Holy Grail is full of classic bits that can be recalled and quoted, including “Bring out your dead,” the Black Knight’s “flesh wound,” the Knights-who-say-Ni’s “shrubberies,” the taunts of the French knights or the riddle of the airspeed velocity of an unladen swallow. Who can forget the killer rabbit!
The film was a box-office success, becoming 1975’s highest-grossing British film exhibited in the U.S. Its popularity has remained and the film is now a cult classic! So much so that, in 2005, the film led to an award-winning Broadway musical hit, “Spamalot,” with many of the same gags used in the film.
Monty Python and the Holy Grail, in my opinion, is the greatest spoof film ever made.
So there you have it. You might not agree with me on all titles but, hey, this is my list and you have to admit these are some great films. Think you can dispute a ranking; let me hear your argument. As always, these lists are fluid and can change with the times. Is there some great spoof out there that I haven’t seen that you think should be on this list? Let me know what it is so I can get watching! Thanks for reading but if you’ve ever read any of my other lists then you know there can never only be ten. There has to be an honorable mention; a film that I would’ve loved to have included but didn’t.
So here it is:

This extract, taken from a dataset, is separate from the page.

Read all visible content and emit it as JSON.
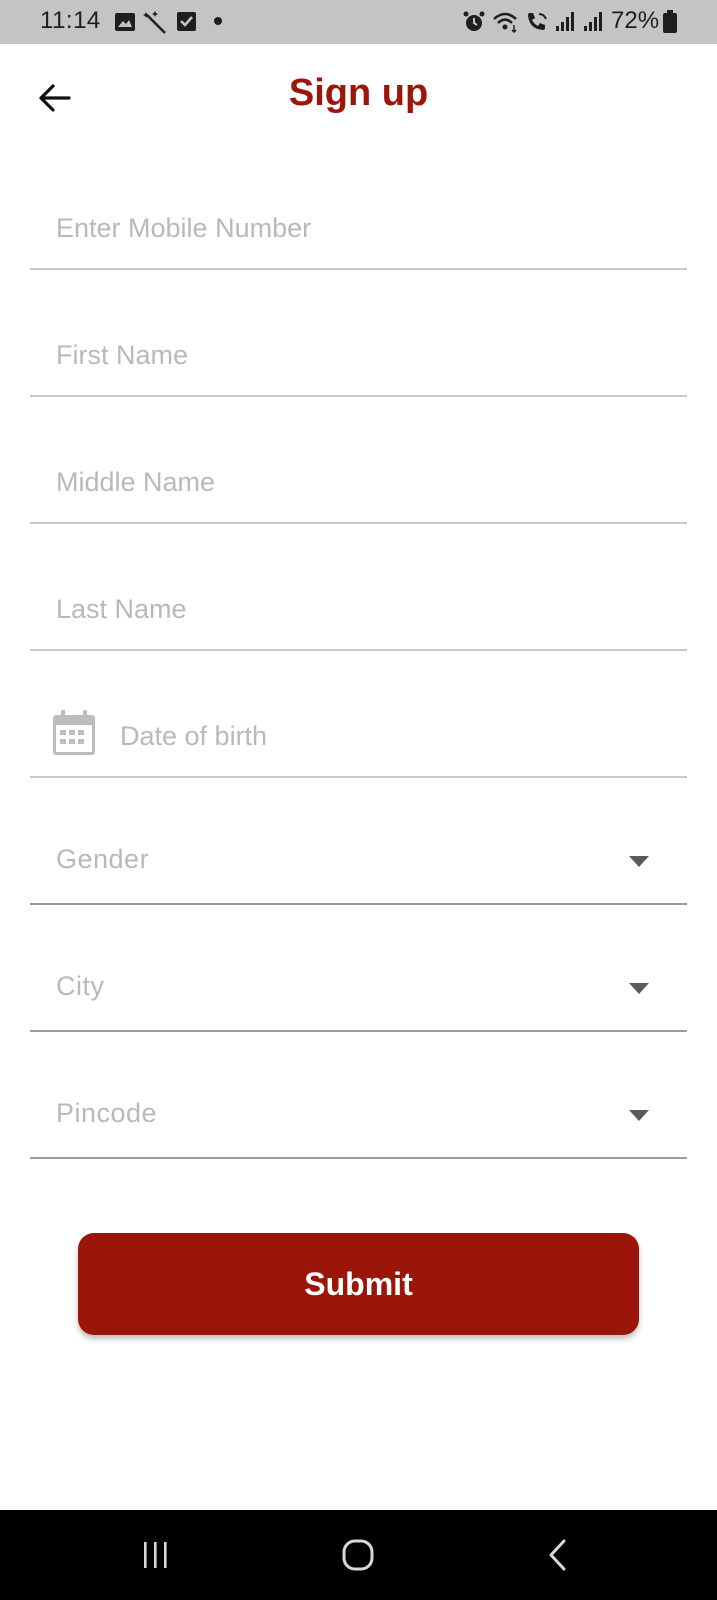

Okay, I know, it’s more homage than spoof, but it is a take-off on George Romero’s Living Dead films. Written by Edgar Wright and Simon Pegg, who also direct and star, respectively, the film also stars Nick Frost, Bill Nighy and Kate Ashfield. The story revolves around a sad-sack sales manager who has to win back his girlfriend while his small English town is being overrun by the living dead!
This film is one of the rare instances when the parody film is actually better than most of the genre films it is parodying! This first part to the Cornetto Trilogy is a masterpiece and a credit to the Wright-Pegg screenwriting duo. This film is so great that even George Romero loved it and asked the pair to cameo in his 2005 film, Land of the Dead (they are the photo booth zombies in the carnival scene).
With numerous references to other television series, video games and films, especially earlier Romero Living Dead films, Edgar Wright and Simon Pegg put themselves on the map with this one. The pair had been around for a while and were quite well-known to British audiences from their television series, “Spaced.” However, this film was their breakout success and helped bring zombie films back into the forefront of popular culture (remember, this was a full six years before “The Walking Dead”).
The only reason this film isn’t on my list is because it is more of an homage that is not quite a spoof but a truly unique piece of cinema. I love this film and had to mention it at least!Share: